In this series we go over the types of aggression, including causes and possible treatments.
FEAR AGGRESSION: A fear-aggressive dog shows physiologic signs of fear along with aggression. A fearful dog may appear generally insecure and give off signals like cowering, shaking, or averting is eyes. Owners may describe their dog as “skittish,” “nervous,” or “snapping at people.” Not all fearful dogs are aggressive. There are different thresholds for when a dog will become aggressive towards different stimuli. For some fearful dogs, avoidance and ‘shutting down’ is their response when afraid. Others may become defensive: growling, snarling, lunging, or biting. Fear-aggressive dogs may appear worse when they are confined, such as in a crate, in their home, or on a leash. When a dog is confined by a leash, his option to flee is limited, so he may become defensive out of fear- towards other dogs or towards people. To work with a fearful animal, a trainer must be very skilled at reading the dogs body language and signals. Causes of fear aggression can include genetics (one or both parents may have been fearful dogs), experiences in early puppyhood, and lack of socialization and training. If you have a fearful dog, realize that it may be strongly genetic, as fear is a hardwired response in animals.
TREATMENT FOR FEAR AGGRESSION: A fearful dog does the best with a patient and confident trainer who can make them feel safe and give them guidance. We want to teach the dog to defer back to us for guidance in situations where he is unsure. As dog trainers, we don’t want to associate punishment with something the dog is already afraid of, example “I am already scared of dogs, and now every time a dog comes around I get punished.” We want to make a good association of “Every time a dog comes around, good things happen!” This is “counter-conditioning.” You play a big part in your dogs behavior and training. It is important to not reinforce your dogs fear through trying to comfort them when they are displaying aggression (growling, snapping, lunging), which can be taken as praise for that behavior. To counter-condition, praise and reward must come before the dog shows aggression, and the training plan should use a desensitizing technique along with counter-conditioning. First and foremost, you will need a strong and reliable foundation of obedience so you can have control, including sit, down, sit-stays and down-stays. Obedience gives your dog something else to focus on.  Your dog should be getting about 30 minutes of exercise per day along with his obedience lessons. Anxiety medication may also be recommended through your veterinarian, such as fluoxetine (Prozac), amitriptyline, or clomipramine.
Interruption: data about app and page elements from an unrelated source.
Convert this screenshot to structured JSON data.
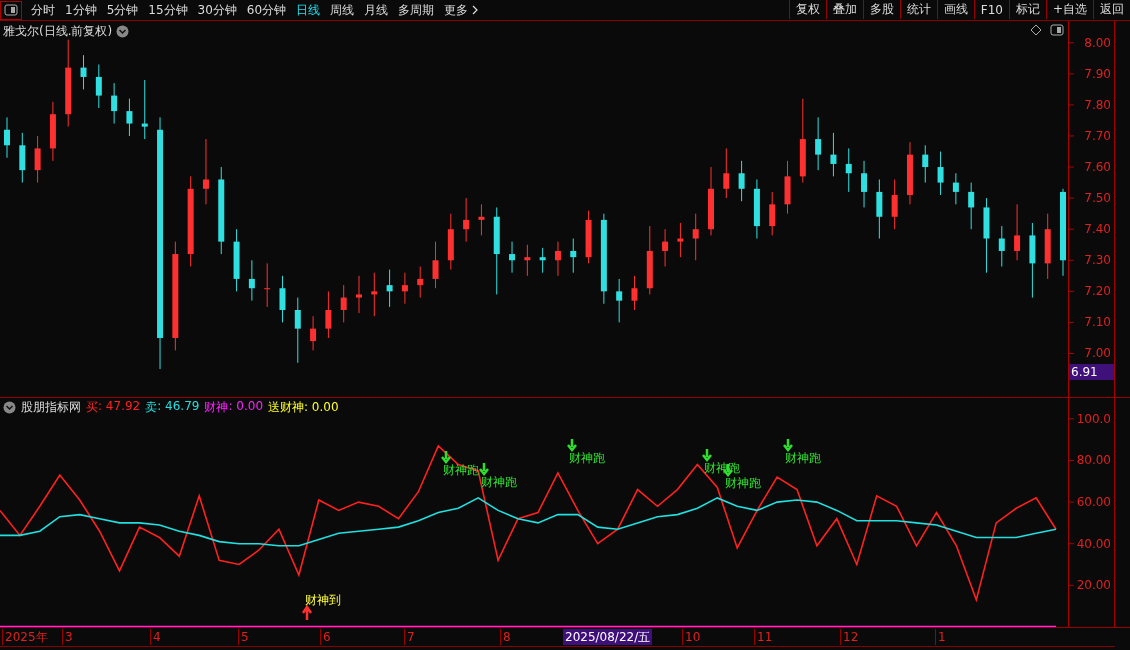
{
  "toolbar": {
    "periods": [
      {
        "label": "分时",
        "selected": false
      },
      {
        "label": "1分钟",
        "selected": false
      },
      {
        "label": "5分钟",
        "selected": false
      },
      {
        "label": "15分钟",
        "selected": false
      },
      {
        "label": "30分钟",
        "selected": false
      },
      {
        "label": "60分钟",
        "selected": false
      },
      {
        "label": "日线",
        "selected": true
      },
      {
        "label": "周线",
        "selected": false
      },
      {
        "label": "月线",
        "selected": false
      },
      {
        "label": "多周期",
        "selected": false
      }
    ],
    "more": "更多",
    "actions": [
      "复权",
      "叠加",
      "多股",
      "统计",
      "画线",
      "F10",
      "标记",
      "+自选",
      "返回"
    ]
  },
  "main_chart": {
    "title": "雅戈尔(日线.前复权)",
    "current_price": "6.91",
    "chart_data": {
      "type": "candlestick",
      "ylim": [
        6.86,
        8.07
      ],
      "yticks": [
        {
          "value": 8,
          "label": "8.00"
        },
        {
          "value": 7.9,
          "label": "7.90"
        },
        {
          "value": 7.8,
          "label": "7.80"
        },
        {
          "value": 7.7,
          "label": "7.70"
        },
        {
          "value": 7.6,
          "label": "7.60"
        },
        {
          "value": 7.5,
          "label": "7.50"
        },
        {
          "value": 7.4,
          "label": "7.40"
        },
        {
          "value": 7.3,
          "label": "7.30"
        },
        {
          "value": 7.2,
          "label": "7.20"
        },
        {
          "value": 7.1,
          "label": "7.10"
        },
        {
          "value": 7,
          "label": "7.00"
        }
      ],
      "categories": [
        null,
        null,
        null,
        null,
        null,
        null,
        null,
        null,
        null,
        null,
        null,
        null,
        null,
        null,
        null,
        null,
        null,
        null,
        null,
        null,
        null,
        null,
        null,
        null,
        null,
        null,
        null,
        null,
        null,
        null,
        null,
        null,
        null,
        null,
        null,
        null,
        null,
        null,
        null,
        null,
        null,
        null,
        null,
        null,
        null,
        null,
        null,
        null,
        null,
        null,
        null,
        null,
        null,
        null,
        null,
        null,
        null,
        null,
        null,
        null,
        null,
        null,
        null,
        null,
        null,
        null,
        null,
        null,
        null,
        null
      ],
      "ohlc": [
        [
          7.72,
          7.76,
          7.63,
          7.67
        ],
        [
          7.67,
          7.71,
          7.55,
          7.59
        ],
        [
          7.59,
          7.7,
          7.55,
          7.66
        ],
        [
          7.66,
          7.81,
          7.62,
          7.77
        ],
        [
          7.77,
          8.01,
          7.73,
          7.92
        ],
        [
          7.92,
          7.96,
          7.85,
          7.89
        ],
        [
          7.89,
          7.93,
          7.79,
          7.83
        ],
        [
          7.83,
          7.87,
          7.74,
          7.78
        ],
        [
          7.78,
          7.82,
          7.7,
          7.74
        ],
        [
          7.74,
          7.88,
          7.69,
          7.73
        ],
        [
          7.72,
          7.76,
          6.95,
          7.05
        ],
        [
          7.05,
          7.36,
          7.01,
          7.32
        ],
        [
          7.32,
          7.57,
          7.28,
          7.53
        ],
        [
          7.53,
          7.69,
          7.48,
          7.56
        ],
        [
          7.56,
          7.6,
          7.32,
          7.36
        ],
        [
          7.36,
          7.4,
          7.2,
          7.24
        ],
        [
          7.24,
          7.3,
          7.17,
          7.21
        ],
        [
          7.21,
          7.29,
          7.15,
          7.21
        ],
        [
          7.21,
          7.25,
          7.1,
          7.14
        ],
        [
          7.14,
          7.18,
          6.97,
          7.08
        ],
        [
          7.04,
          7.12,
          7.01,
          7.08
        ],
        [
          7.08,
          7.2,
          7.05,
          7.14
        ],
        [
          7.14,
          7.22,
          7.1,
          7.18
        ],
        [
          7.18,
          7.25,
          7.13,
          7.19
        ],
        [
          7.19,
          7.26,
          7.12,
          7.2
        ],
        [
          7.22,
          7.27,
          7.15,
          7.2
        ],
        [
          7.2,
          7.26,
          7.16,
          7.22
        ],
        [
          7.22,
          7.28,
          7.18,
          7.24
        ],
        [
          7.24,
          7.36,
          7.21,
          7.3
        ],
        [
          7.3,
          7.45,
          7.27,
          7.4
        ],
        [
          7.4,
          7.5,
          7.36,
          7.43
        ],
        [
          7.43,
          7.48,
          7.38,
          7.44
        ],
        [
          7.44,
          7.47,
          7.19,
          7.32
        ],
        [
          7.32,
          7.36,
          7.26,
          7.3
        ],
        [
          7.3,
          7.35,
          7.25,
          7.31
        ],
        [
          7.31,
          7.34,
          7.26,
          7.3
        ],
        [
          7.3,
          7.36,
          7.25,
          7.33
        ],
        [
          7.33,
          7.37,
          7.26,
          7.31
        ],
        [
          7.31,
          7.46,
          7.29,
          7.43
        ],
        [
          7.43,
          7.45,
          7.16,
          7.2
        ],
        [
          7.2,
          7.24,
          7.1,
          7.17
        ],
        [
          7.17,
          7.25,
          7.14,
          7.21
        ],
        [
          7.21,
          7.41,
          7.19,
          7.33
        ],
        [
          7.33,
          7.4,
          7.28,
          7.36
        ],
        [
          7.36,
          7.42,
          7.31,
          7.37
        ],
        [
          7.37,
          7.45,
          7.3,
          7.4
        ],
        [
          7.4,
          7.6,
          7.38,
          7.53
        ],
        [
          7.53,
          7.66,
          7.5,
          7.58
        ],
        [
          7.58,
          7.62,
          7.49,
          7.53
        ],
        [
          7.53,
          7.56,
          7.37,
          7.41
        ],
        [
          7.41,
          7.52,
          7.38,
          7.48
        ],
        [
          7.48,
          7.62,
          7.45,
          7.57
        ],
        [
          7.57,
          7.82,
          7.55,
          7.69
        ],
        [
          7.69,
          7.76,
          7.59,
          7.64
        ],
        [
          7.64,
          7.71,
          7.57,
          7.61
        ],
        [
          7.61,
          7.66,
          7.52,
          7.58
        ],
        [
          7.58,
          7.62,
          7.47,
          7.52
        ],
        [
          7.52,
          7.56,
          7.37,
          7.44
        ],
        [
          7.44,
          7.56,
          7.4,
          7.51
        ],
        [
          7.51,
          7.68,
          7.48,
          7.64
        ],
        [
          7.64,
          7.67,
          7.55,
          7.6
        ],
        [
          7.6,
          7.65,
          7.51,
          7.55
        ],
        [
          7.55,
          7.58,
          7.48,
          7.52
        ],
        [
          7.52,
          7.55,
          7.4,
          7.47
        ],
        [
          7.47,
          7.5,
          7.26,
          7.37
        ],
        [
          7.37,
          7.41,
          7.28,
          7.33
        ],
        [
          7.33,
          7.48,
          7.3,
          7.38
        ],
        [
          7.38,
          7.42,
          7.18,
          7.29
        ],
        [
          7.29,
          7.45,
          7.24,
          7.4
        ],
        [
          7.52,
          7.53,
          7.25,
          7.3
        ]
      ]
    }
  },
  "indicator": {
    "name": "股朋指标网",
    "legend_values": [
      ": 47.92",
      ": 46.79",
      ": 0.00"
    ],
    "extra_legend": {
      "label": "送财神: 0.00",
      "color": "#ffff20"
    },
    "signals": [
      {
        "kind": "sell",
        "text": "财神跑"
      },
      {
        "kind": "sell",
        "text": "财神跑"
      },
      {
        "kind": "sell",
        "text": "财神跑"
      },
      {
        "kind": "sell",
        "text": "财神跑"
      },
      {
        "kind": "sell",
        "text": "财神跑"
      },
      {
        "kind": "sell",
        "text": "财神跑"
      },
      {
        "kind": "buy",
        "text": "财神到"
      }
    ],
    "chart_data": {
      "type": "line",
      "ylim": [
        0,
        110
      ],
      "yticks": [
        {
          "value": 100,
          "label": "100.0"
        },
        {
          "value": 80,
          "label": "80.00"
        },
        {
          "value": 60,
          "label": "60.00"
        },
        {
          "value": 40,
          "label": "40.00"
        },
        {
          "value": 20,
          "label": "20.00"
        }
      ],
      "categories": [
        null,
        null,
        null,
        null,
        null,
        null,
        null,
        null,
        null,
        null,
        null,
        null,
        null,
        null,
        null,
        null,
        null,
        null,
        null,
        null,
        null,
        null,
        null,
        null,
        null,
        null,
        null,
        null,
        null,
        null,
        null,
        null,
        null,
        null,
        null,
        null,
        null,
        null,
        null,
        null,
        null,
        null,
        null,
        null,
        null,
        null,
        null,
        null,
        null,
        null,
        null,
        null,
        null,
        null
      ],
      "series": [
        {
          "name": "买",
          "color": "#ff2020",
          "values": [
            56,
            44,
            58,
            73,
            61,
            46,
            27,
            48,
            43,
            34,
            63,
            32,
            30,
            37,
            47,
            25,
            61,
            56,
            60,
            58,
            52,
            65,
            87,
            78,
            75,
            32,
            52,
            55,
            74,
            56,
            40,
            47,
            66,
            58,
            66,
            78,
            67,
            38,
            56,
            72,
            66,
            39,
            52,
            30,
            63,
            58,
            39,
            55,
            39,
            13,
            50,
            57,
            62,
            47
          ]
        },
        {
          "name": "卖",
          "color": "#20e0e0",
          "values": [
            44,
            44,
            46,
            53,
            54,
            52,
            50,
            50,
            49,
            46,
            44,
            41,
            40,
            40,
            39,
            39,
            42,
            45,
            46,
            47,
            48,
            51,
            55,
            57,
            62,
            56,
            52,
            50,
            54,
            54,
            48,
            47,
            50,
            53,
            54,
            57,
            62,
            58,
            56,
            60,
            61,
            60,
            56,
            51,
            51,
            51,
            50,
            49,
            46,
            43,
            43,
            43,
            45,
            47
          ]
        },
        {
          "name": "财神",
          "color": "#ff20ff",
          "values": [
            0,
            0,
            0,
            0,
            0,
            0,
            0,
            0,
            0,
            0,
            0,
            0,
            0,
            0,
            0,
            0,
            0,
            0,
            0,
            0,
            0,
            0,
            0,
            0,
            0,
            0,
            0,
            0,
            0,
            0,
            0,
            0,
            0,
            0,
            0,
            0,
            0,
            0,
            0,
            0,
            0,
            0,
            0,
            0,
            0,
            0,
            0,
            0,
            0,
            0,
            0,
            0,
            0,
            0
          ]
        }
      ]
    }
  },
  "time_axis": {
    "labels": [
      "2025年",
      "3",
      "4",
      "5",
      "6",
      "7",
      "8",
      "10",
      "11",
      "12",
      "1"
    ],
    "cursor_date": "2025/08/22/五"
  }
}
TRIGGERS FOR FEAR OR AGGRESSION: Before beginning training, you will make a list of all your dogs triggers, then we will address them through training. Sometimes you will never know why your dog is afraid of a certain thing, there is no reason that we can explain as humans, because we cannot see through the animals eyes.  We cannot see things or understand things the same way they do.  Triggers are anything your dog is afraid of, here are a few common ones:

  • Children: Their movements are more erratic than adults, they make different noises, and they are often more unpredictable in movement and have a higher pitched voice. Maybe your dog was not socialized to children at a young age, or was teased by a child or touched in a way that was uncomfortable.
  • Dogs:  Maybe it’s large dogs, maybe small.  Your dog may not have been socialized to other dogs or may have been attacked.
  • Men: Males are often a trigger because they have a larger stature and a deeper or raspier voice. Your dog may have been abused by a man, but this is not always the case. Even dogs who have never been mistreated can be fearful of men just by simply not being exposed to them enough. Try having special treats at the door every time a man comes over to toss for the dog, but do not force the situation. At Dynamic Dogs Chicago, our male trainers work with the fearful dogs as well, as it’s important for that bond to develop. Once taught how to handle a situation, your dog will benefit from socialization to additional men.
  • People in uniform: Dogs develop fears to people in uniforms by generalizing. This means they initially see a “scary” person, let’s say the mail carrier, who comes “intruding” onto their property every day wearing a uniform, or the UPS delivery person carrying large boxes. They generalize that fear response to everyone wearing uniforms.
  • Elderly or disabled individuals: Remember, a fearful dog is afraid of novel things and situations. People who use a mobility device like a wheelchair or walker may not be something the dog is used to. Older people move differently, they may walk slower or limp, and that causes the dog to think there is something different (and therefore potentially scary) about them.

PRECAUTIONS: Safety is a top priority when working with a fearful or aggressive dog. Do not try to force or lure your dog into an uncomfortable situation. If you are passing children on the sidewalk, for example, you may want to make a u-turn or have your dog walk on the other side. It is not worth the risk of potentially putting anyone in danger.  Do not act nervous or anxious, or your dog will pick up on that. Saying “its ok, its ok” may make your dog even more nervous, because he is picking up on your insecurity.   Be calm and confident at all times, and be up-beat while you are turning away to walk in another direction, do not jerk your dog away. Behavior triggers should be addressed with the supervision of a dog training professional.